The full listing, word for word and free of images, is the expected result.
==================================================
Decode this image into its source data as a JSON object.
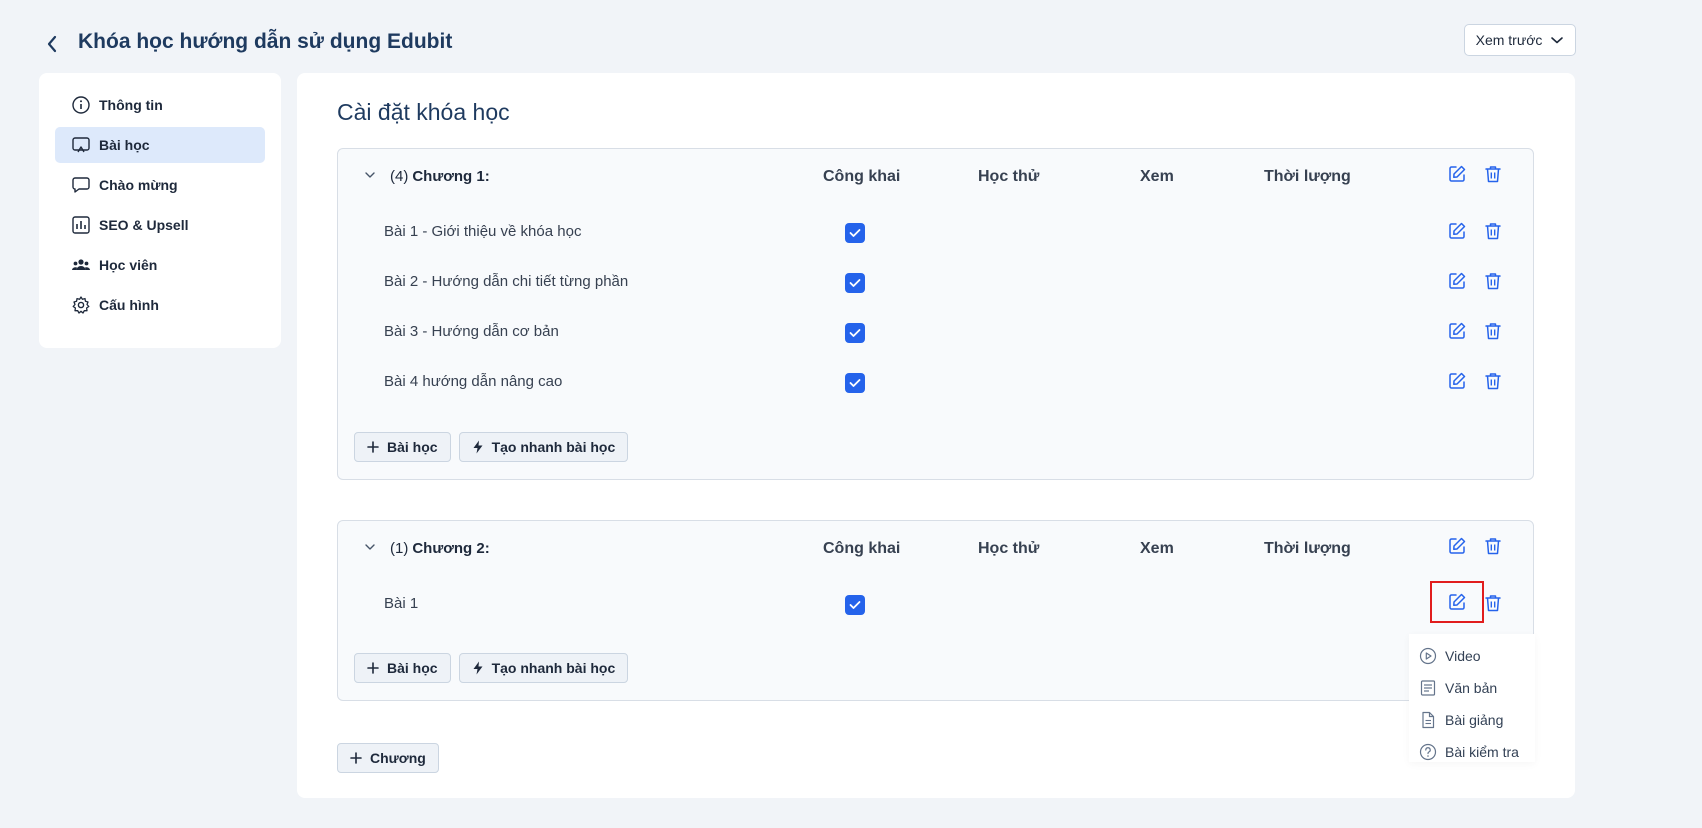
{
  "header": {
    "title": "Khóa học hướng dẫn sử dụng Edubit",
    "preview_label": "Xem trước"
  },
  "sidebar": {
    "items": [
      {
        "label": "Thông tin",
        "icon": "info-icon"
      },
      {
        "label": "Bài học",
        "icon": "lesson-screen-icon",
        "active": true
      },
      {
        "label": "Chào mừng",
        "icon": "chat-bubble-icon"
      },
      {
        "label": "SEO & Upsell",
        "icon": "bar-chart-icon"
      },
      {
        "label": "Học viên",
        "icon": "users-icon"
      },
      {
        "label": "Cấu hình",
        "icon": "gear-icon"
      }
    ]
  },
  "main": {
    "title": "Cài đặt khóa học",
    "columns": {
      "public": "Công khai",
      "trial": "Học thử",
      "view": "Xem",
      "duration": "Thời lượng"
    },
    "chapters": [
      {
        "count": "(4)",
        "name": "Chương 1:",
        "lessons": [
          {
            "name": "Bài 1 - Giới thiệu về khóa học",
            "public": true
          },
          {
            "name": "Bài 2 - Hướng dẫn chi tiết từng phần",
            "public": true
          },
          {
            "name": "Bài 3 - Hướng dẫn cơ bản",
            "public": true
          },
          {
            "name": "Bài 4 hướng dẫn nâng cao",
            "public": true
          }
        ]
      },
      {
        "count": "(1)",
        "name": "Chương 2:",
        "lessons": [
          {
            "name": "Bài 1",
            "public": true
          }
        ]
      }
    ],
    "add_lesson_label": "Bài học",
    "quick_create_label": "Tạo nhanh bài học",
    "add_chapter_label": "Chương"
  },
  "dropdown": {
    "items": [
      {
        "label": "Video",
        "icon": "play-circle-icon"
      },
      {
        "label": "Văn bản",
        "icon": "text-document-icon"
      },
      {
        "label": "Bài giảng",
        "icon": "file-icon"
      },
      {
        "label": "Bài kiểm tra",
        "icon": "question-circle-icon"
      }
    ]
  },
  "colors": {
    "accent": "#2563eb",
    "title": "#1e3a5f",
    "active_bg": "#dde9fb",
    "highlight": "#e11d1d"
  }
}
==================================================
**RESULT OF THIS TASK**:
Decode this image into its source data as a JSON object.
{
  "header": {
    "title": "Khóa học hướng dẫn sử dụng Edubit",
    "preview_label": "Xem trước"
  },
  "sidebar": {
    "items": [
      {
        "label": "Thông tin",
        "icon": "info-icon"
      },
      {
        "label": "Bài học",
        "icon": "lesson-screen-icon",
        "active": true
      },
      {
        "label": "Chào mừng",
        "icon": "chat-bubble-icon"
      },
      {
        "label": "SEO & Upsell",
        "icon": "bar-chart-icon"
      },
      {
        "label": "Học viên",
        "icon": "users-icon"
      },
      {
        "label": "Cấu hình",
        "icon": "gear-icon"
      }
    ]
  },
  "main": {
    "title": "Cài đặt khóa học",
    "columns": {
      "public": "Công khai",
      "trial": "Học thử",
      "view": "Xem",
      "duration": "Thời lượng"
    },
    "chapters": [
      {
        "count": "(4)",
        "name": "Chương 1:",
        "lessons": [
          {
            "name": "Bài 1 - Giới thiệu về khóa học",
            "public": true
          },
          {
            "name": "Bài 2 - Hướng dẫn chi tiết từng phần",
            "public": true
          },
          {
            "name": "Bài 3 - Hướng dẫn cơ bản",
            "public": true
          },
          {
            "name": "Bài 4 hướng dẫn nâng cao",
            "public": true
          }
        ]
      },
      {
        "count": "(1)",
        "name": "Chương 2:",
        "lessons": [
          {
            "name": "Bài 1",
            "public": true
          }
        ]
      }
    ],
    "add_lesson_label": "Bài học",
    "quick_create_label": "Tạo nhanh bài học",
    "add_chapter_label": "Chương"
  },
  "dropdown": {
    "items": [
      {
        "label": "Video",
        "icon": "play-circle-icon"
      },
      {
        "label": "Văn bản",
        "icon": "text-document-icon"
      },
      {
        "label": "Bài giảng",
        "icon": "file-icon"
      },
      {
        "label": "Bài kiểm tra",
        "icon": "question-circle-icon"
      }
    ]
  },
  "colors": {
    "accent": "#2563eb",
    "title": "#1e3a5f",
    "active_bg": "#dde9fb",
    "highlight": "#e11d1d"
  }
}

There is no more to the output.